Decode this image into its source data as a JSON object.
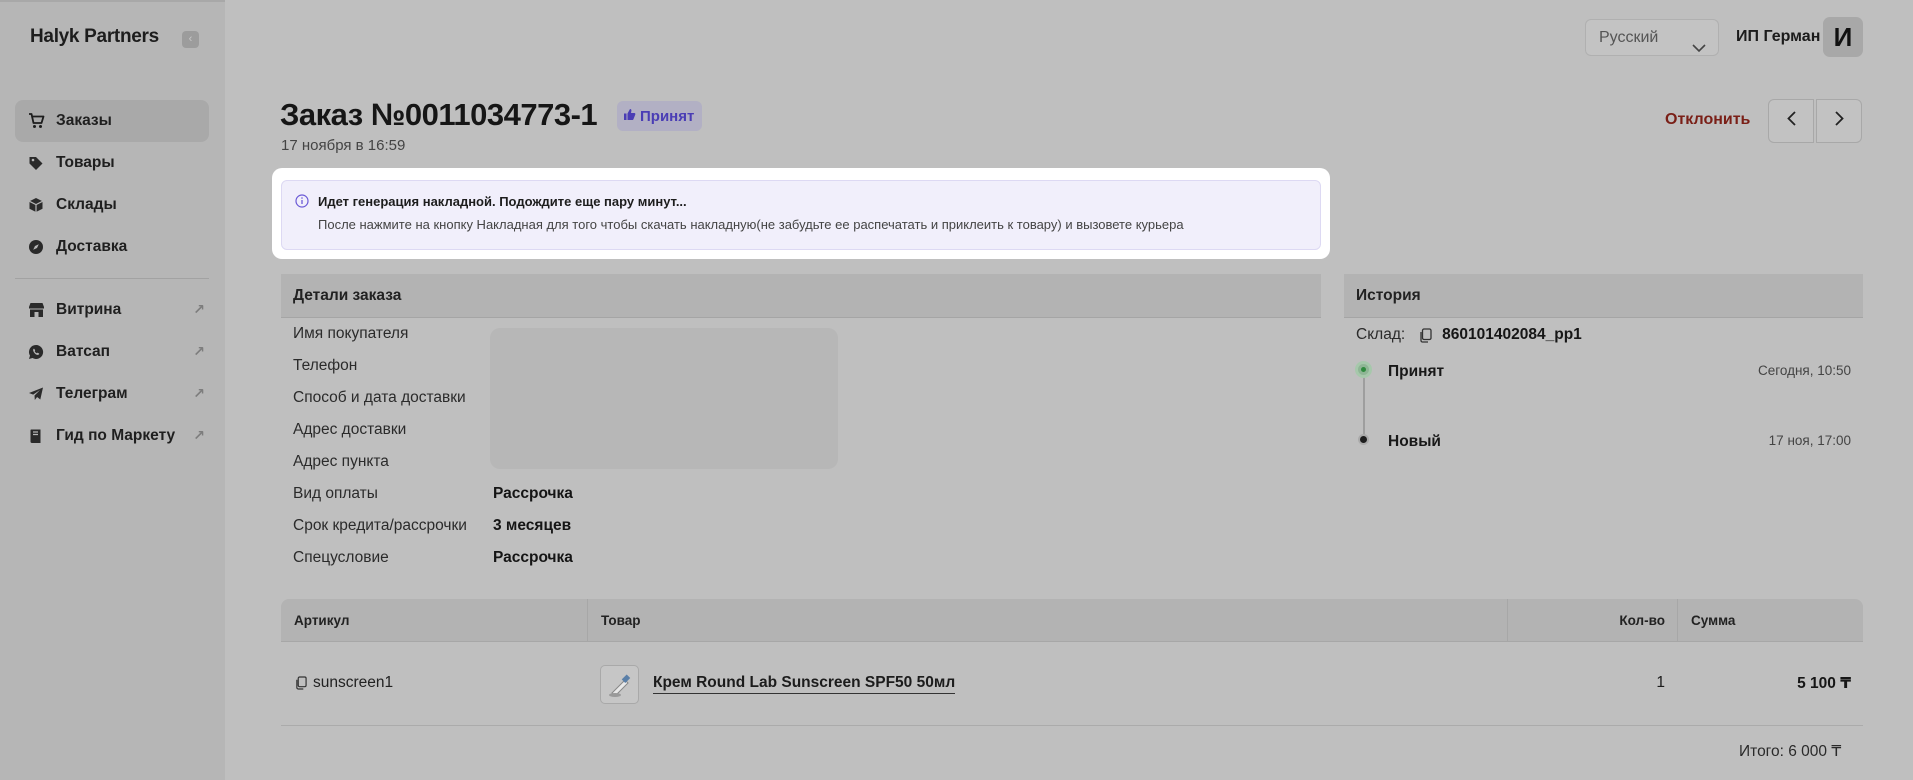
{
  "brand": "Halyk Partners",
  "sidebar": {
    "items": [
      {
        "label": "Заказы",
        "icon": "cart-icon",
        "active": true
      },
      {
        "label": "Товары",
        "icon": "tag-icon"
      },
      {
        "label": "Склады",
        "icon": "box-icon"
      },
      {
        "label": "Доставка",
        "icon": "compass-icon"
      }
    ],
    "links": [
      {
        "label": "Витрина",
        "icon": "storefront-icon"
      },
      {
        "label": "Ватсап",
        "icon": "whatsapp-icon"
      },
      {
        "label": "Телеграм",
        "icon": "telegram-icon"
      },
      {
        "label": "Гид по Маркету",
        "icon": "book-icon"
      }
    ]
  },
  "header": {
    "language": "Русский",
    "user_name": "ИП Герман",
    "avatar_letter": "И"
  },
  "order": {
    "title": "Заказ №0011034773-1",
    "status": "Принят",
    "date": "17 ноября в 16:59",
    "reject_label": "Отклонить"
  },
  "notice": {
    "title": "Идет генерация накладной. Подождите еще пару минут...",
    "text": "После нажмите на кнопку Накладная для того чтобы скачать накладную(не забудьте ее распечатать и приклеить к товару) и вызовете курьера"
  },
  "details": {
    "heading": "Детали заказа",
    "labels": {
      "buyer": "Имя покупателя",
      "phone": "Телефон",
      "delivery_method": "Способ и дата доставки",
      "delivery_address": "Адрес доставки",
      "pickup_address": "Адрес пункта",
      "payment_type": "Вид оплаты",
      "credit_term": "Срок кредита/рассрочки",
      "special": "Спецусловие"
    },
    "values": {
      "payment_type": "Рассрочка",
      "credit_term": "3 месяцев",
      "special": "Рассрочка"
    }
  },
  "history": {
    "heading": "История",
    "warehouse_label": "Склад:",
    "warehouse_id": "860101402084_pp1",
    "events": [
      {
        "name": "Принят",
        "time": "Сегодня, 10:50"
      },
      {
        "name": "Новый",
        "time": "17 ноя, 17:00"
      }
    ]
  },
  "table": {
    "columns": [
      "Артикул",
      "Товар",
      "Кол-во",
      "Сумма"
    ],
    "rows": [
      {
        "sku": "sunscreen1",
        "product": "Крем Round Lab Sunscreen SPF50 50мл",
        "qty": "1",
        "sum": "5 100 ₸"
      }
    ],
    "total": "Итого: 6 000 ₸"
  }
}
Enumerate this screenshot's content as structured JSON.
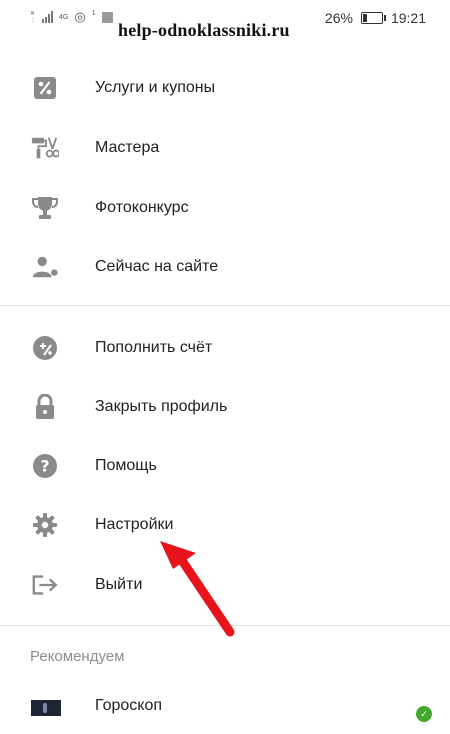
{
  "status_bar": {
    "signal_text": "4G",
    "network_badge": "1",
    "battery_percent": "26%",
    "battery_level": 0.26,
    "time": "19:21"
  },
  "watermark": "help-odnoklassniki.ru",
  "menu": {
    "group1": [
      {
        "label": "Услуги и купоны",
        "icon": "percent-icon"
      },
      {
        "label": "Мастера",
        "icon": "paint-roller-scissors-icon"
      },
      {
        "label": "Фотоконкурс",
        "icon": "trophy-icon"
      },
      {
        "label": "Сейчас на сайте",
        "icon": "user-online-icon"
      }
    ],
    "group2": [
      {
        "label": "Пополнить счёт",
        "icon": "add-money-icon"
      },
      {
        "label": "Закрыть профиль",
        "icon": "lock-icon"
      },
      {
        "label": "Помощь",
        "icon": "help-circle-icon"
      },
      {
        "label": "Настройки",
        "icon": "gear-icon"
      },
      {
        "label": "Выйти",
        "icon": "logout-icon"
      }
    ]
  },
  "recommended": {
    "title": "Рекомендуем",
    "items": [
      {
        "label": "Гороскоп",
        "icon": "horoscope-app-icon"
      }
    ]
  },
  "annotation": {
    "color": "#e8141c",
    "target": "Настройки"
  }
}
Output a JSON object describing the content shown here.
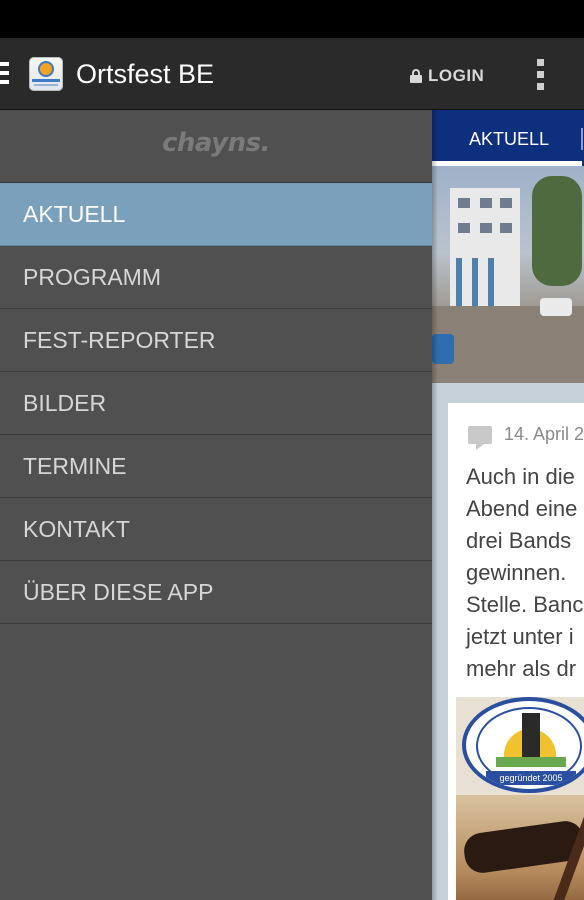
{
  "app": {
    "title": "Ortsfest BE",
    "login_label": "LOGIN",
    "menu_icon": "hamburger-menu-icon",
    "overflow_icon": "more-vert-icon",
    "lock_icon": "lock-icon"
  },
  "drawer": {
    "brand": "chayns.",
    "items": [
      {
        "label": "AKTUELL",
        "active": true
      },
      {
        "label": "PROGRAMM",
        "active": false
      },
      {
        "label": "FEST-REPORTER",
        "active": false
      },
      {
        "label": "BILDER",
        "active": false
      },
      {
        "label": "TERMINE",
        "active": false
      },
      {
        "label": "KONTAKT",
        "active": false
      },
      {
        "label": "ÜBER DIESE APP",
        "active": false
      }
    ]
  },
  "content": {
    "tab_label": "AKTUELL",
    "post": {
      "date": "14. April 2",
      "lines": [
        "Auch in die",
        "Abend eine",
        "drei Bands",
        "gewinnen.",
        "Stelle. Banc",
        "jetzt unter i",
        "mehr als dr"
      ]
    },
    "seal": {
      "banner": "gegründet 2005"
    }
  },
  "colors": {
    "appbar": "#2a2a2a",
    "drawer": "#505050",
    "active_item": "#7ba0bb",
    "tabbar": "#0e2f7e",
    "content_bg": "#c7d1da"
  }
}
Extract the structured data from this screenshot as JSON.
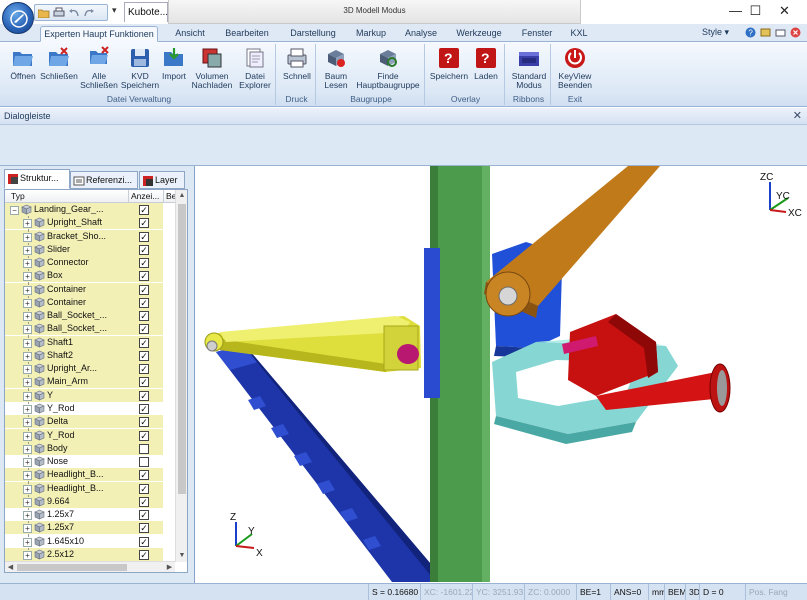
{
  "window": {
    "doc_title": "Kubote...",
    "mode_title": "3D Modell Modus",
    "minimize": "—",
    "maximize": "☐",
    "close": "✕"
  },
  "ribbon": {
    "tabs": [
      "Experten Haupt Funktionen",
      "Ansicht",
      "Bearbeiten",
      "Darstellung",
      "Markup",
      "Analyse",
      "Werkzeuge",
      "Fenster",
      "KXL"
    ],
    "style_label": "Style",
    "groups": {
      "datei": "Datei Verwaltung",
      "druck": "Druck",
      "baugruppe": "Baugruppe",
      "overlay": "Overlay",
      "ribbons": "Ribbons",
      "exit": "Exit"
    },
    "buttons": {
      "oeffnen": "Öffnen",
      "schliessen": "Schließen",
      "alle_l1": "Alle",
      "alle_l2": "Schließen",
      "kvd_l1": "KVD",
      "kvd_l2": "Speichern",
      "import": "Import",
      "volumen_l1": "Volumen",
      "volumen_l2": "Nachladen",
      "datei_l1": "Datei",
      "datei_l2": "Explorer",
      "schnell": "Schnell",
      "baum_l1": "Baum",
      "baum_l2": "Lesen",
      "finde_l1": "Finde",
      "finde_l2": "Hauptbaugruppe",
      "speichern": "Speichern",
      "laden": "Laden",
      "standard_l1": "Standard",
      "standard_l2": "Modus",
      "keyview_l1": "KeyView",
      "keyview_l2": "Beenden"
    }
  },
  "dialog": {
    "title": "Dialogleiste",
    "close": "✕"
  },
  "panel": {
    "tabs": [
      "Struktur...",
      "Referenzi...",
      "Layer"
    ],
    "columns": {
      "typ": "Typ",
      "anzeige": "Anzei...",
      "be": "Be"
    },
    "rows": [
      {
        "label": "Landing_Gear_...",
        "checked": true,
        "hl": true,
        "root": true
      },
      {
        "label": "Upright_Shaft",
        "checked": true,
        "hl": true
      },
      {
        "label": "Bracket_Sho...",
        "checked": true,
        "hl": true
      },
      {
        "label": "Slider",
        "checked": true,
        "hl": true
      },
      {
        "label": "Connector",
        "checked": true,
        "hl": true
      },
      {
        "label": "Box",
        "checked": true,
        "hl": true
      },
      {
        "label": "Container",
        "checked": true,
        "hl": true
      },
      {
        "label": "Container",
        "checked": true,
        "hl": true
      },
      {
        "label": "Ball_Socket_...",
        "checked": true,
        "hl": true
      },
      {
        "label": "Ball_Socket_...",
        "checked": true,
        "hl": true
      },
      {
        "label": "Shaft1",
        "checked": true,
        "hl": true
      },
      {
        "label": "Shaft2",
        "checked": true,
        "hl": true
      },
      {
        "label": "Upright_Ar...",
        "checked": true,
        "hl": true
      },
      {
        "label": "Main_Arm",
        "checked": true,
        "hl": true
      },
      {
        "label": "Y",
        "checked": true,
        "hl": true
      },
      {
        "label": "Y_Rod",
        "checked": true,
        "hl": false
      },
      {
        "label": "Delta",
        "checked": true,
        "hl": true
      },
      {
        "label": "Y_Rod",
        "checked": true,
        "hl": true
      },
      {
        "label": "Body",
        "checked": false,
        "hl": true
      },
      {
        "label": "Nose",
        "checked": false,
        "hl": false
      },
      {
        "label": "Headlight_B...",
        "checked": true,
        "hl": true
      },
      {
        "label": "Headlight_B...",
        "checked": true,
        "hl": true
      },
      {
        "label": "9.664",
        "checked": true,
        "hl": true
      },
      {
        "label": "1.25x7",
        "checked": true,
        "hl": false
      },
      {
        "label": "1.25x7",
        "checked": true,
        "hl": true
      },
      {
        "label": "1.645x10",
        "checked": true,
        "hl": false
      },
      {
        "label": "2.5x12",
        "checked": true,
        "hl": true
      }
    ]
  },
  "axes": {
    "top": {
      "z": "ZC",
      "y": "YC",
      "x": "XC"
    },
    "bottom": {
      "z": "Z",
      "y": "Y",
      "x": "X"
    }
  },
  "status": {
    "s": "S = 0.16680",
    "xc": "XC: -1601.22",
    "yc": "YC: 3251.931",
    "zc": "ZC: 0.0000",
    "be": "BE=1",
    "ans": "ANS=0",
    "mm": "mm",
    "bem": "BEM",
    "mode3d": "3D",
    "d": "D = 0",
    "pos": "Pos. Fang"
  },
  "colors": {
    "ribbon_bg": "#dbe7f5",
    "highlight_row": "#f3f0b6",
    "pillar": "#4e9a4e",
    "arm_blue": "#1d3fb0",
    "arm_yellow": "#e0e040",
    "arm_brown": "#c07a1a",
    "part_cyan": "#86d7d3",
    "part_red": "#d10f0f"
  }
}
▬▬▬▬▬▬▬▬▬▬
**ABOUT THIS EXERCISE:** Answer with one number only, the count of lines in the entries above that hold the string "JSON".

**SOLUTION:** 4